I recently watched a Ted Talk by Light Watkins (worth a watch – see here) in which he says that meditation has a huge image problem, and I’m inclined to agree. He primarily speaks of people’s beliefs around why they can’t meditate and the myths that need to be busted (that’s another blog!).
But over the new year, whilst taking part in a five-day meditation retreat, I began to realise that I was also perhaps a little guilty of painting meditation as something less than it really is…
Usually when speaking about the potential benefits of meditation, I simply reel off a list – reduce anxiety, calm the mind, aid sleeplessness – it’s not to say that these aren’t important and fantastic benefits of meditation, they definitely are; but I believe that this can somehow miss the point.
It’s when these types of conditions improve that we open the door up to a whole new way of being. By improving the mind in these ways, the energy previously used up on anxious thought, rumination and irrelevant likes or dislikes is now free to sweep through our bodies and minds and unleash the passion, creativity and joy that has sometimes been hiding on us. As Light Watkins says in his talk, it’s often in the most subtle of ways that we first see these changes, but in having more mental and emotional capacity we tend to experience our lives in a much more full and positive way. It’s not about being happy all the time, but we can respond much more effectively and creatively to the ups and the downs that we encounter in our lives.
I myself have used meditation very much as a management tool over the last twelve months, following the death of my mom. As anyone who has lost someone close to them knows, it permeates every area of your life.
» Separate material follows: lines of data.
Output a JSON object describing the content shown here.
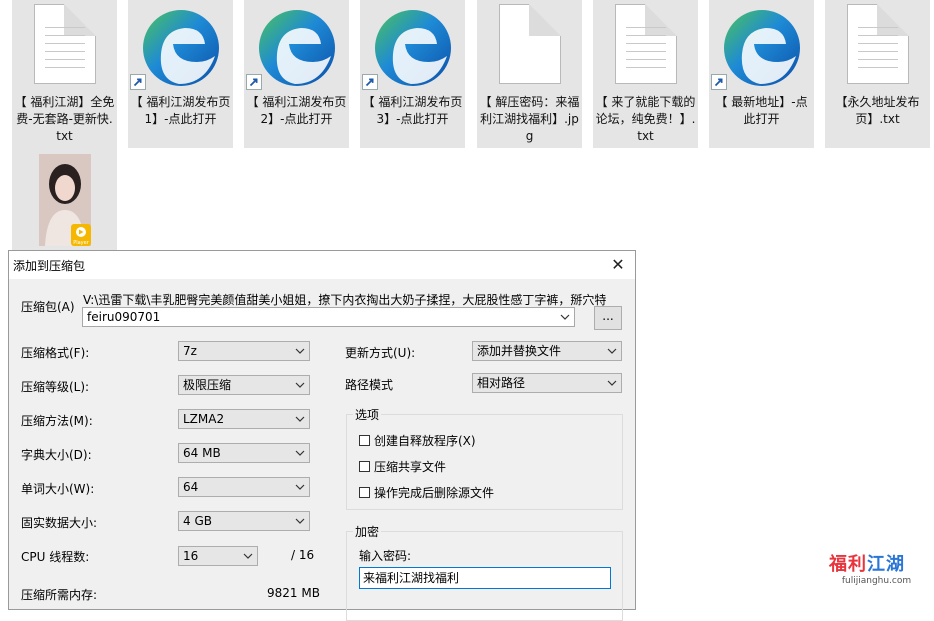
{
  "desktop": {
    "icons": [
      {
        "label": "【 福利江湖】全免费-无套路-更新快.txt",
        "type": "text-file"
      },
      {
        "label": "【 福利江湖发布页1】-点此打开",
        "type": "edge-shortcut"
      },
      {
        "label": "【 福利江湖发布页2】-点此打开",
        "type": "edge-shortcut"
      },
      {
        "label": "【 福利江湖发布页3】-点此打开",
        "type": "edge-shortcut"
      },
      {
        "label": "【 解压密码：来福利江湖找福利】.jpg",
        "type": "image-file"
      },
      {
        "label": "【 来了就能下载的论坛，纯免费！】.txt",
        "type": "text-file"
      },
      {
        "label": "【 最新地址】-点此打开",
        "type": "edge-shortcut"
      },
      {
        "label": "【永久地址发布页】.txt",
        "type": "text-file"
      },
      {
        "label": "",
        "type": "video-file"
      }
    ],
    "video_badge": "Player"
  },
  "dialog": {
    "title": "添加到压缩包",
    "close_glyph": "✕",
    "archive_label": "压缩包(A)",
    "archive_path": "V:\\迅雷下载\\丰乳肥臀完美颜值甜美小姐姐，撩下内衣掏出大奶子揉捏，大屁股性感丁字裤，掰穴特",
    "archive_name": "feiru090701",
    "browse_label": "...",
    "left_fields": [
      {
        "label": "压缩格式(F):",
        "value": "7z"
      },
      {
        "label": "压缩等级(L):",
        "value": "极限压缩"
      },
      {
        "label": "压缩方法(M):",
        "value": "LZMA2"
      },
      {
        "label": "字典大小(D):",
        "value": "64 MB"
      },
      {
        "label": "单词大小(W):",
        "value": "64"
      },
      {
        "label": "固实数据大小:",
        "value": "4 GB"
      }
    ],
    "cpu_label": "CPU 线程数:",
    "cpu_value": "16",
    "cpu_total": "/ 16",
    "memory_label": "压缩所需内存:",
    "memory_value": "9821 MB",
    "update_label": "更新方式(U):",
    "update_value": "添加并替换文件",
    "pathmode_label": "路径模式",
    "pathmode_value": "相对路径",
    "options_title": "选项",
    "options": [
      {
        "label": "创建自释放程序(X)",
        "checked": false
      },
      {
        "label": "压缩共享文件",
        "checked": false
      },
      {
        "label": "操作完成后删除源文件",
        "checked": false
      }
    ],
    "encrypt_title": "加密",
    "password_label": "输入密码:",
    "password_value": "来福利江湖找福利"
  },
  "watermark": {
    "cn_a": "福利",
    "cn_b": "江湖",
    "url": "fulijianghu.com"
  },
  "colors": {
    "tile_bg": "#e5e5e5",
    "dialog_bg": "#f0f0f0",
    "focus": "#0078d7",
    "edge_blue": "#1e8ad6",
    "edge_green": "#4cc35a"
  }
}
There is the obvious initial emotional turmoil, but as Sheryl Sandberg says in Option B (again – highly recommend this book) a loss impacts your self-confidence, your work capacity, hope for the future, physical health… and more. Losing my mom has tested my emotional capacities the most and again and again I’ve turned to meditation to help me to ‘manage’ some of those difficult emotions – to find a way to sit with the feelings and to notice where I’m holding them in my body.
For that I am grateful and I count myself lucky to have access to teachers, books and talks where people share their insights and wisdom on life, living and dying.
But over new year I was slowly shown once again the potential that the mind has when it is gently and consistently attended to, as we do when in meditation. The space created allowed me not only to hold my own range of (mostly difficult) emotions but also to see the glimmers of light at the end of the proverbial tunnel. Despite the sorrow at the end of the first full year without her, I was inspired to make new connections with friends and to find new and usually ridiculous things to laugh at. The pleasure in a simple cup of tea was revealed! Since then as I’ve continued with my practice I have found new ways to connect with the spirit of my mom and the memories that i thought I had lost have resurfaced. I realise that life may be different, but not over, and not without an ongoing connection to my mom.
It’s taken over a year to come to that feeling. Although I still feel huge sadness, this opening up to new possibilities and new ways of being has been incredibly special, and a big reminder that meditation can open up the mind and heart in ways that are difficult to describe, but exciting and rewarding to experience.
In Buddhism they speak of moving from the ‘reactive mind’ to the ‘creative mind’ – a mind that is adaptable, peaceful and one that can help us get to where we want to be, with greater ease. For me, meditation is one of the paths that can help us find our way to this expanded state.